Element data from apps and pages
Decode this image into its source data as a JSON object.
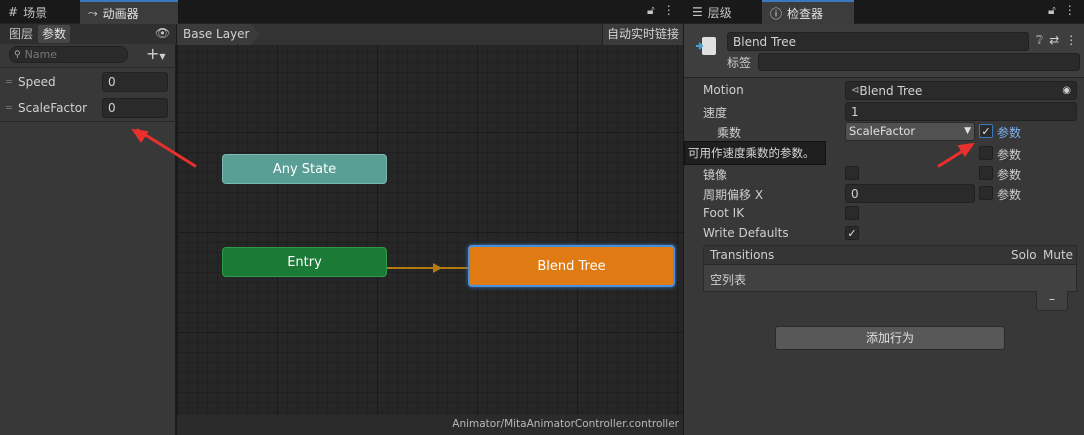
{
  "left_tabs": {
    "scene": "场景",
    "animator": "动画器"
  },
  "animator": {
    "subtabs": {
      "layers": "图层",
      "params": "参数"
    },
    "search_placeholder": "Name",
    "params": [
      {
        "name": "Speed",
        "value": "0"
      },
      {
        "name": "ScaleFactor",
        "value": "0"
      }
    ],
    "breadcrumb": "Base Layer",
    "live_link": "自动实时链接",
    "nodes": {
      "any_state": "Any State",
      "entry": "Entry",
      "blend_tree": "Blend Tree"
    },
    "footer_path": "Animator/MitaAnimatorController.controller"
  },
  "right_tabs": {
    "hierarchy": "层级",
    "inspector": "检查器"
  },
  "inspector": {
    "object_name": "Blend Tree",
    "tag_label": "标签",
    "motion_label": "Motion",
    "motion_value": "Blend Tree",
    "speed_label": "速度",
    "speed_value": "1",
    "multiplier_label": "乘数",
    "multiplier_value": "ScaleFactor",
    "param_label": "参数",
    "tooltip": "可用作速度乘数的参数。",
    "mirror_label": "镜像",
    "cycle_offset_label": "周期偏移 X",
    "cycle_offset_value": "0",
    "foot_ik_label": "Foot IK",
    "write_defaults_label": "Write Defaults",
    "transitions_label": "Transitions",
    "solo_label": "Solo",
    "mute_label": "Mute",
    "empty_list": "空列表",
    "minus": "–",
    "add_behaviour": "添加行为"
  },
  "colors": {
    "any_state": "#5a9f96",
    "entry": "#1a7a36",
    "blend_tree": "#e07a12",
    "accent": "#3a79bb",
    "red_arrow": "#e8312c"
  }
}
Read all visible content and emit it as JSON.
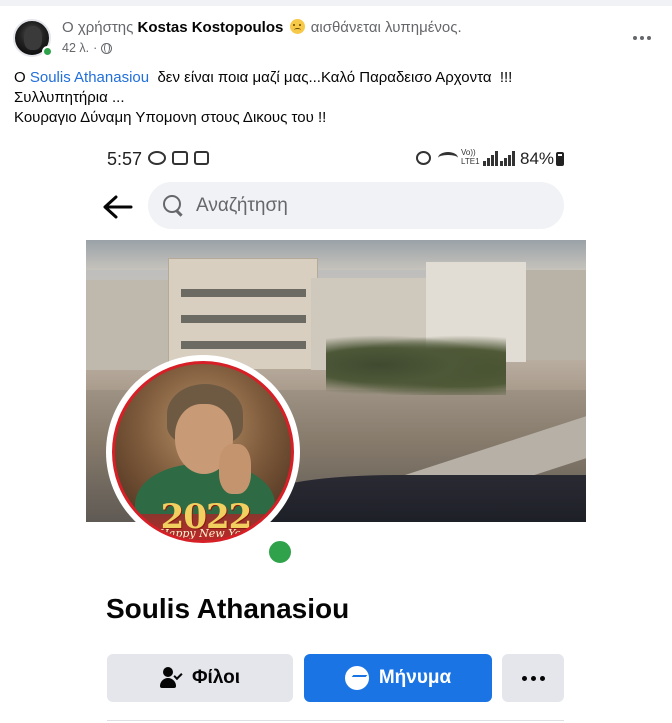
{
  "post": {
    "author_prefix": "Ο χρήστης",
    "author_name": "Kostas Kostopoulos",
    "feeling_text": "αισθάνεται λυπημένος.",
    "feeling_icon": "sad-face-icon",
    "time": "42 λ.",
    "separator": "·",
    "audience_icon": "globe-icon",
    "text": {
      "line1_prefix": "Ο",
      "mention": "Soulis Athanasiou",
      "line1_suffix": "δεν είναι ποια μαζί μας...Καλό Παραδεισο Αρχοντα  !!!",
      "line2": "Συλλυπητήρια ...",
      "line3": "Κουραγιο Δύναμη Υπομονη στους Δικους του !!"
    }
  },
  "screenshot": {
    "status_bar": {
      "time": "5:57",
      "network_label": "Vo)) LTE1",
      "battery": "84%"
    },
    "search": {
      "placeholder": "Αναζήτηση"
    },
    "profile": {
      "name": "Soulis Athanasiou",
      "badge_year": "2022",
      "badge_text": "Happy New Year"
    },
    "buttons": {
      "friends": "Φίλοι",
      "message": "Μήνυμα"
    }
  },
  "colors": {
    "mention": "#216fdb",
    "message_button": "#1b74e4",
    "online": "#31a24c",
    "secondary_text": "#65676b"
  }
}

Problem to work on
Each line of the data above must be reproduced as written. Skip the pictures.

Exercise answer
Decode this image into its source data as a JSON object.
{
  "left_tabs": {
    "scene": "场景",
    "animator": "动画器"
  },
  "animator": {
    "subtabs": {
      "layers": "图层",
      "params": "参数"
    },
    "search_placeholder": "Name",
    "params": [
      {
        "name": "Speed",
        "value": "0"
      },
      {
        "name": "ScaleFactor",
        "value": "0"
      }
    ],
    "breadcrumb": "Base Layer",
    "live_link": "自动实时链接",
    "nodes": {
      "any_state": "Any State",
      "entry": "Entry",
      "blend_tree": "Blend Tree"
    },
    "footer_path": "Animator/MitaAnimatorController.controller"
  },
  "right_tabs": {
    "hierarchy": "层级",
    "inspector": "检查器"
  },
  "inspector": {
    "object_name": "Blend Tree",
    "tag_label": "标签",
    "motion_label": "Motion",
    "motion_value": "Blend Tree",
    "speed_label": "速度",
    "speed_value": "1",
    "multiplier_label": "乘数",
    "multiplier_value": "ScaleFactor",
    "param_label": "参数",
    "tooltip": "可用作速度乘数的参数。",
    "mirror_label": "镜像",
    "cycle_offset_label": "周期偏移 X",
    "cycle_offset_value": "0",
    "foot_ik_label": "Foot IK",
    "write_defaults_label": "Write Defaults",
    "transitions_label": "Transitions",
    "solo_label": "Solo",
    "mute_label": "Mute",
    "empty_list": "空列表",
    "minus": "–",
    "add_behaviour": "添加行为"
  },
  "colors": {
    "any_state": "#5a9f96",
    "entry": "#1a7a36",
    "blend_tree": "#e07a12",
    "accent": "#3a79bb",
    "red_arrow": "#e8312c"
  }
}
Read all visible content and emit it as JSON.
{
  "post": {
    "author_prefix": "Ο χρήστης",
    "author_name": "Kostas Kostopoulos",
    "feeling_text": "αισθάνεται λυπημένος.",
    "feeling_icon": "sad-face-icon",
    "time": "42 λ.",
    "separator": "·",
    "audience_icon": "globe-icon",
    "text": {
      "line1_prefix": "Ο",
      "mention": "Soulis Athanasiou",
      "line1_suffix": "δεν είναι ποια μαζί μας...Καλό Παραδεισο Αρχοντα  !!!",
      "line2": "Συλλυπητήρια ...",
      "line3": "Κουραγιο Δύναμη Υπομονη στους Δικους του !!"
    }
  },
  "screenshot": {
    "status_bar": {
      "time": "5:57",
      "network_label": "Vo)) LTE1",
      "battery": "84%"
    },
    "search": {
      "placeholder": "Αναζήτηση"
    },
    "profile": {
      "name": "Soulis Athanasiou",
      "badge_year": "2022",
      "badge_text": "Happy New Year"
    },
    "buttons": {
      "friends": "Φίλοι",
      "message": "Μήνυμα"
    }
  },
  "colors": {
    "mention": "#216fdb",
    "message_button": "#1b74e4",
    "online": "#31a24c",
    "secondary_text": "#65676b"
  }
}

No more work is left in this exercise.